I’ll list the flyers alphabetically as for Saturday, and mention interesting happenings as they occur to me. Sam Delong had a Sunday that was a lot more athletic than he imagined when he got up that morning. He flew his beautiful scratch-built Warthog on a CTI J140w, and the rocket did what all rockets with marginal thrust/weight ratios do upon take-off: It wandered around during the burn, going this way and that until the airspeed finally was able to stabilize the flight path. Unfortunately, the flight path was almost due north at that point, and the rocket ended up deep in the woods. Sam and I carried the lineman’s pole back into the underbrush for about 100 yards until the GPS unit carried us directly to the trees that held the Warthog. Fin section, electronics bay, and nose cone were arranged almost horizontally, about 60 feet above the ground. We hiked back out of the woods and Sam went looking for ladders and eventually chain saws. As sunset approached, Sam crawled back out of the woods with the rocket, about 50 fire-ant stings, blackthorn scratches, and about a million mosquito bites. When Sam gets his teeth into a project, he just does NOT give up.
Trevor Elliott, who is the academic advisor for the UT-Chattanooga rocket team, was also trying to get NAR level 2 certified this weekend, and aced the written part on Saturday, as did Mark Hartmann. The NAR written test is a lot more detailed and involved than the TRA L2 test, and this is the first time I have administered the test and had anybody score 100%. On Saturday we had two perfect test results. However, Trevor’s L2 flight was not a success, with some airframe damage and structural bulkhead damage that could not be repaired.
Dan Fritsch was back on Sunday to make three more flights. The Sport-X flew on a Loki H125ct motor, his LOC Iris had its structural integrity tested with the violent AT H339N motor, and a new rocket, the LOC Goblin Extended on an AT I140W. All flights were right on the money. Joe Hill and Jim Livingston were planning a big flight in Joe’s Carbon GTR making use of one of Jim’s long 54mm homemade K560 motors made from Jim’s white-smoke formula. Joe fretted about the clouds and the wind direction all day, and finally decided to let the Carbon GTR go for a wild ride. As it turned out, the rocket ended up a long way away from where everybody was concerned that it might end up. When the Marshall transmitter and the Walston receiver finally located the rocket it was almost 1.5 miles away to the east, and the main parachute had never been deployed, so it landed hard. Very, very strange.

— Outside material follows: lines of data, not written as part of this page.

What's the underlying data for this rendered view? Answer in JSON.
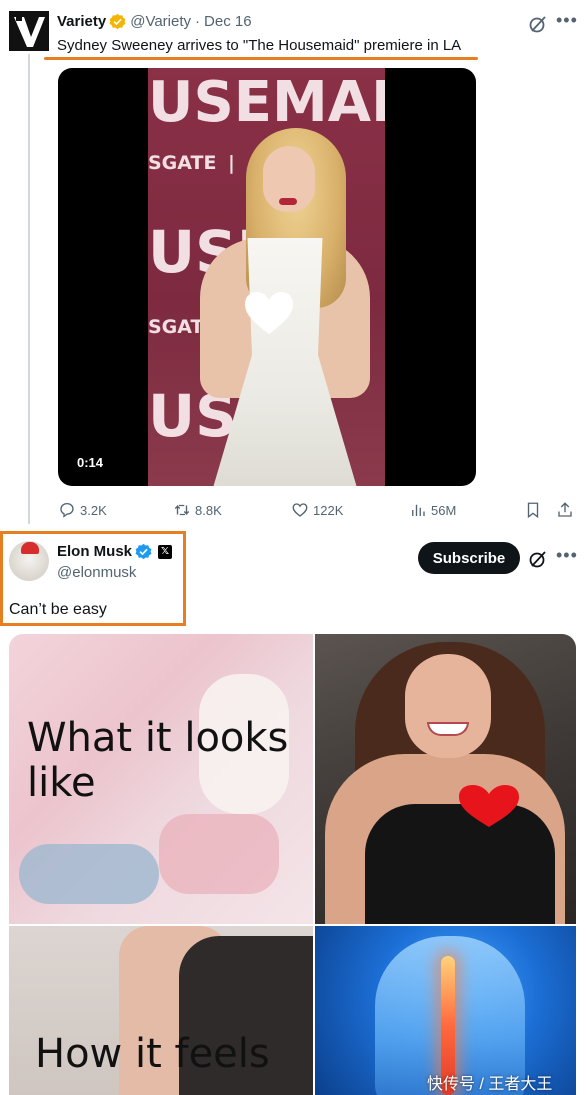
{
  "quoted_tweet": {
    "author_name": "Variety",
    "author_handle": "@Variety",
    "separator": "·",
    "date": "Dec 16",
    "text": "Sydney Sweeney arrives to \"The Housemaid\" premiere in LA",
    "video": {
      "duration": "0:14",
      "backdrop_text": [
        "USEMAID",
        "SGATE",
        "|",
        "USEI",
        "SGAT",
        "USE"
      ]
    },
    "stats": {
      "replies": "3.2K",
      "retweets": "8.8K",
      "likes": "122K",
      "views": "56M"
    },
    "icons": {
      "verified": "gold-check-icon",
      "grok": "grok-icon",
      "more": "more-icon"
    }
  },
  "main_tweet": {
    "author_name": "Elon Musk",
    "author_handle": "@elonmusk",
    "text": "Can’t be easy",
    "subscribe_label": "Subscribe",
    "icons": {
      "verified": "blue-check-icon",
      "affiliate": "x-logo-icon"
    }
  },
  "meme": {
    "top_caption": "What it looks like",
    "bottom_caption": "How it feels"
  },
  "watermark": "快传号 / 王者大王",
  "colors": {
    "highlight": "#e67e22",
    "gold_badge": "#f4b400",
    "blue_badge": "#1d9bf0",
    "text": "#0f1419",
    "muted": "#536471"
  }
}
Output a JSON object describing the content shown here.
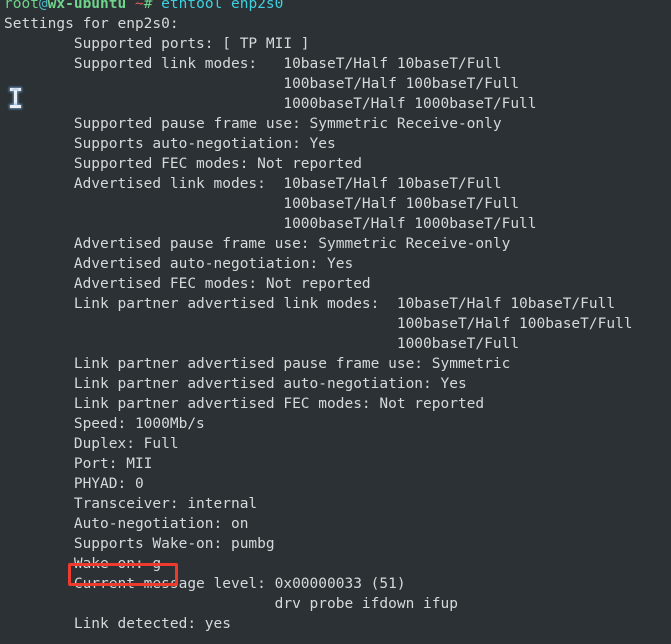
{
  "terminal": {
    "background_color": "#2b3134",
    "foreground_color": "#d6d9da",
    "prompt": {
      "user": "root",
      "at": "@",
      "host": "wx-ubuntu",
      "path": "~",
      "symbol": "#",
      "command": "ethtool enp2s0"
    },
    "output_lines": [
      "Settings for enp2s0:",
      "        Supported ports: [ TP MII ]",
      "        Supported link modes:   10baseT/Half 10baseT/Full",
      "                                100baseT/Half 100baseT/Full",
      "                                1000baseT/Half 1000baseT/Full",
      "        Supported pause frame use: Symmetric Receive-only",
      "        Supports auto-negotiation: Yes",
      "        Supported FEC modes: Not reported",
      "        Advertised link modes:  10baseT/Half 10baseT/Full",
      "                                100baseT/Half 100baseT/Full",
      "                                1000baseT/Half 1000baseT/Full",
      "        Advertised pause frame use: Symmetric Receive-only",
      "        Advertised auto-negotiation: Yes",
      "        Advertised FEC modes: Not reported",
      "        Link partner advertised link modes:  10baseT/Half 10baseT/Full",
      "                                             100baseT/Half 100baseT/Full",
      "                                             1000baseT/Full",
      "        Link partner advertised pause frame use: Symmetric",
      "        Link partner advertised auto-negotiation: Yes",
      "        Link partner advertised FEC modes: Not reported",
      "        Speed: 1000Mb/s",
      "        Duplex: Full",
      "        Port: MII",
      "        PHYAD: 0",
      "        Transceiver: internal",
      "        Auto-negotiation: on",
      "        Supports Wake-on: pumbg",
      "        Wake-on: g",
      "        Current message level: 0x00000033 (51)",
      "                               drv probe ifdown ifup",
      "        Link detected: yes"
    ]
  },
  "annotations": {
    "wake_on_highlight": {
      "color": "#ef3b2d",
      "target_text": "Wake-on: g"
    }
  },
  "cursor": {
    "type": "i-beam"
  }
}
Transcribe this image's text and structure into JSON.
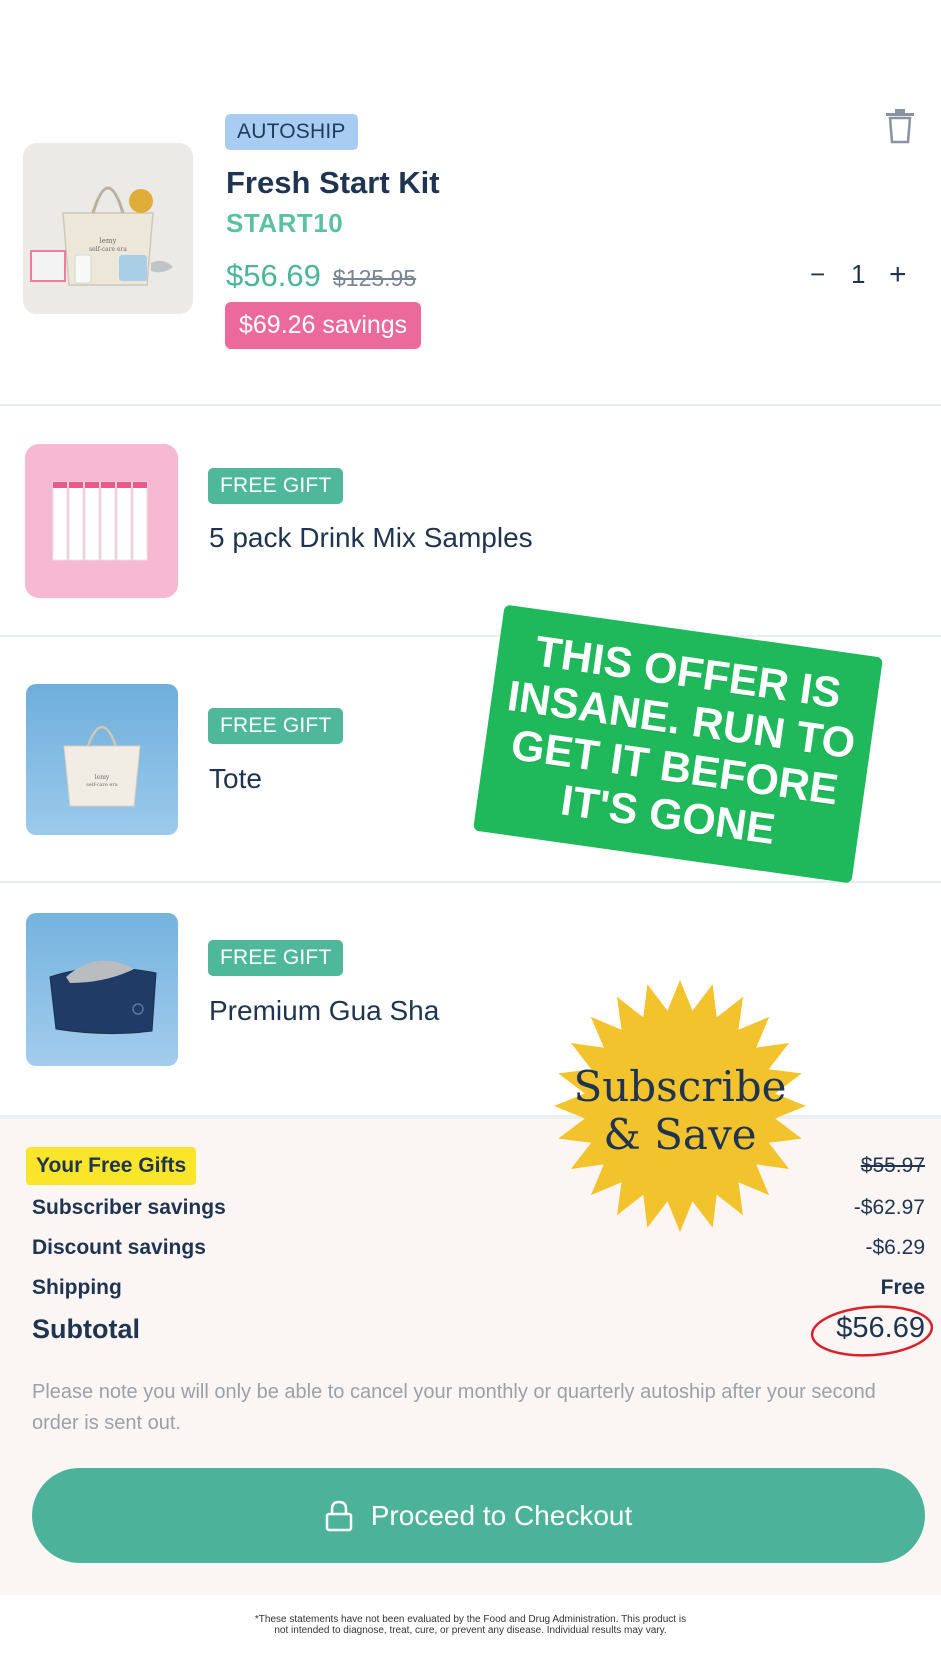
{
  "cart_items": [
    {
      "badge": "AUTOSHIP",
      "name": "Fresh Start Kit",
      "code": "START10",
      "price": "$56.69",
      "original_price": "$125.95",
      "savings": "$69.26 savings",
      "quantity": "1",
      "decrement": "−",
      "increment": "+"
    },
    {
      "badge": "FREE GIFT",
      "name": "5 pack Drink Mix Samples"
    },
    {
      "badge": "FREE GIFT",
      "name": "Tote"
    },
    {
      "badge": "FREE GIFT",
      "name": "Premium Gua Sha"
    }
  ],
  "promo": {
    "sticker_text": "THIS OFFER IS INSANE. RUN TO GET IT BEFORE IT'S GONE",
    "badge_line1": "Subscribe",
    "badge_line2": "& Save"
  },
  "summary": {
    "free_gifts_label": "Your Free Gifts",
    "free_gifts_value": "$55.97",
    "subscriber_label": "Subscriber savings",
    "subscriber_value": "-$62.97",
    "discount_label": "Discount savings",
    "discount_value": "-$6.29",
    "shipping_label": "Shipping",
    "shipping_value": "Free",
    "subtotal_label": "Subtotal",
    "subtotal_value": "$56.69",
    "note": "Please note you will only be able to cancel your monthly or quarterly autoship after your second order is sent out."
  },
  "checkout": {
    "label": "Proceed to Checkout"
  },
  "disclaimer": {
    "line1": "*These statements have not been evaluated by the Food and Drug Administration. This product is",
    "line2": "not intended to diagnose, treat, cure, or prevent any disease. Individual results may vary."
  },
  "colors": {
    "accent_teal": "#4cb39a",
    "savings_pink": "#eb6a9b",
    "autoship_blue": "#a9cdf2",
    "highlight_yellow": "#f9e52a",
    "sticker_green": "#1fb85b",
    "badge_gold": "#f2c32c"
  },
  "icons": [
    "trash-icon",
    "lock-icon",
    "minus-icon",
    "plus-icon"
  ]
}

Robbie Kirk was back for one more flight, the Sky King flew on an AT F40. Mike Ney brought Big Orange back on Sunday to try the airstart thing one more time. This time he used a CTI K780bs in the middle and lit up both J340’s in the airstart. All the parts on that project came home intact. To finish out the Sunday activities, the UT-Chattanooga team flew another, very similar 2 stage minimum-diameter rocket called Big Red. On this occasion, the booster motor was an H53 and the sustainer was an I204. The badly under-powered rocket crept out of the tower and began to hunt around and gyrate around the body axis. When the second stage finally lit up, it was pointing slightly above 45 degrees from horizontal, and headed off to the south. All parts of this rocket were recovered in the same field we used for the launch, so the max altitude was probably around 2000 feet, which was not very close to the predicted 14,285 feet listed on the flight card. This team needs to take a long, hard look at their performance simulation computer program. Any program that would predict that an H53 would be adequate for the booster motor and that 14,000 feet would be attainable for the package needs to be carefully re-examined.
I had a fine time this weekend, and I hope everybody else did, too. I’ll see you back at Bayboro for the weekend of October 27 – 28.
Alan Whitmore, Prefect, Tripoli East NC